I’m doing this challenge in collaboration with Medha Bhaskar from Amrutha Bindu Yoga.  Our last challenge was a huge success and we decided to make this one bigger and better.  This time we’ve curated a “Work-from-Home” Yoga sequence that will help to loosen your joints, free your back and minimize your discomfort throughout the day, making it easier for you to focus on work. This sequence, in particular, works entirely on keeping your spine supple and ready and your mind, sharp.

This sequence is also for anyone and everyone who wants to adopt yoga into their daily routine. For beginners, we’ve put together a series of resources: blogs, videos and a printable version of the sequence that they can look at and practice. These resources describe how to do each asana and has many alignment cues, teacher tips and other fun titbits about the asanas. We welcome you to take a look, and follow along as you practice.

Daily practice is challenging, sometimes even for yoga teachers. In order to promote the habit of yoga practice, we have a downloadable practice  tracker that you can use for the month of May. In this document, you will also find some post-practice reflection questions, in order to make the practice more mindful. 

The fun part about this sequence is that it is a month-long Yoga Challenge. Practice every day and share your trackers with us on social media at the end of the month. If you complete the challenge, we will send you a recording of yoga-nidra that you can use to further your practice.

 

PRACTICE TRACKER

You can print out the practice sequence+tracker, if you prefer to see and do the asanas, and place it where you’re likely to see it, be it your practice space, your dresser, your bathroom mirror, in front of your desk etc.  It’s a reminder to you that all of us need a little help with our yoga practice.  

Over the next few blogs, we’re going to be discussing each asana of the Work from Home sequence at length, giving you new insight into them.

You can download the practice tracker here.  Download

And the yoga sequence here. Download

Please reach out to Medha or me with your queries and we will help! We’re incredibly excited about this sequence and hope it really makes a difference to your work-days.

 

 

 

Teacher in Focus Yoga

Teacher in Focus: Vinay Jesta

April 9, 2020

I met Vinay at a dinner organized by someone in the yoga grapevine here in Bangalore.  During dinner I found out that like me, he used to work for Accenture too, and eventually decided to follow his passion.

Vinay also practices acro yoga and is India’s only level 2 certified acro yoga teacher.  His personal practice consists of hatha/vinyasa yoga 4 times a week with some yin yoga thrown in 1-2 times a week.  He does yoga nidra/meditation daily

Vinay studied yoga in school with his parents too at home but never with strong focus on asana.  He cultivated an interest in asana as he grew up and become more interested in learning more about the body how it functions and exploring its capabilities.  This also helped bring stillness to the mind.

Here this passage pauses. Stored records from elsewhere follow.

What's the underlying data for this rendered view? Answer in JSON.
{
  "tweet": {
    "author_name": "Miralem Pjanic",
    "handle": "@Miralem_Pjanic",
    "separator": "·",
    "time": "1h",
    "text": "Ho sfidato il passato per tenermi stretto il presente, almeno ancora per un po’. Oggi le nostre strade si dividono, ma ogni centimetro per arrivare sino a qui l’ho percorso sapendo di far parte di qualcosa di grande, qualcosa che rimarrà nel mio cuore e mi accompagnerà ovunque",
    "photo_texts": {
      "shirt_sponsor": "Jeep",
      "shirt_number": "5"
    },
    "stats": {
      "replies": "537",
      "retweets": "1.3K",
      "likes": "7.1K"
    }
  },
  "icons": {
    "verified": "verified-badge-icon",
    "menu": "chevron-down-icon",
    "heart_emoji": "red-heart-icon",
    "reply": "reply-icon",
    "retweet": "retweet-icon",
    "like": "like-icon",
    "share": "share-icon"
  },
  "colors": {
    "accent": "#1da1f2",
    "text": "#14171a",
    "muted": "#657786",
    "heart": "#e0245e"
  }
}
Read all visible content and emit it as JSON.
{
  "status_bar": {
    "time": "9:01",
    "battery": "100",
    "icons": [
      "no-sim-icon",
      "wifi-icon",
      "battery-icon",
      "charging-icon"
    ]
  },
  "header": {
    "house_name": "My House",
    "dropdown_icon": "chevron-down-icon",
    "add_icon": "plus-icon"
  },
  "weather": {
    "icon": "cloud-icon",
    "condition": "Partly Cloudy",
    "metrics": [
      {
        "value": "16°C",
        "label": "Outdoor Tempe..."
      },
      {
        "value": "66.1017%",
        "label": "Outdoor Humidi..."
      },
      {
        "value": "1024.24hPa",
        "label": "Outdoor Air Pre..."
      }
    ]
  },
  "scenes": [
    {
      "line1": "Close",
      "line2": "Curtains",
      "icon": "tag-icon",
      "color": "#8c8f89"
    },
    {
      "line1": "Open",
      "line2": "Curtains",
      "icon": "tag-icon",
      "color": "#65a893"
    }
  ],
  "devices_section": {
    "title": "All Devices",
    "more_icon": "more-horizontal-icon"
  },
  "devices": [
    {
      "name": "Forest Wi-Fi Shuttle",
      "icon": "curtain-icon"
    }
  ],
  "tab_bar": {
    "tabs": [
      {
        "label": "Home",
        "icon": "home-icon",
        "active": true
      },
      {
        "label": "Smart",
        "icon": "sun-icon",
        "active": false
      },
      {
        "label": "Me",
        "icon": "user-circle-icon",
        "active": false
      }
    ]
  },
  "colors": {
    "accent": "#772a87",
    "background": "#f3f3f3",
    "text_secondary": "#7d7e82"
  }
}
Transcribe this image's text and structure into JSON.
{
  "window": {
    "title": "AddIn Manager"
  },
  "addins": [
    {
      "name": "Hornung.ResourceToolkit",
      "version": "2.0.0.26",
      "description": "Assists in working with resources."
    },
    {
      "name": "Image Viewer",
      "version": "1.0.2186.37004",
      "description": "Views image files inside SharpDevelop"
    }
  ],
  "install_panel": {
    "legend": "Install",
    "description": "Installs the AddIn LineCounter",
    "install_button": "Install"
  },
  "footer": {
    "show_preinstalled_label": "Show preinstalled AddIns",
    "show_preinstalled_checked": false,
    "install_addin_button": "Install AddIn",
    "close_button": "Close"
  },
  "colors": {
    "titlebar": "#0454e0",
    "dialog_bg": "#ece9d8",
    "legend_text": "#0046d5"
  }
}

Although hatha/vinyasa is his primary style or practice and teaching, he continues to explore different styles every now and then.

Find out more on https://www.vinayjestayoga.com/.  Don’t miss the awesome videos on the site.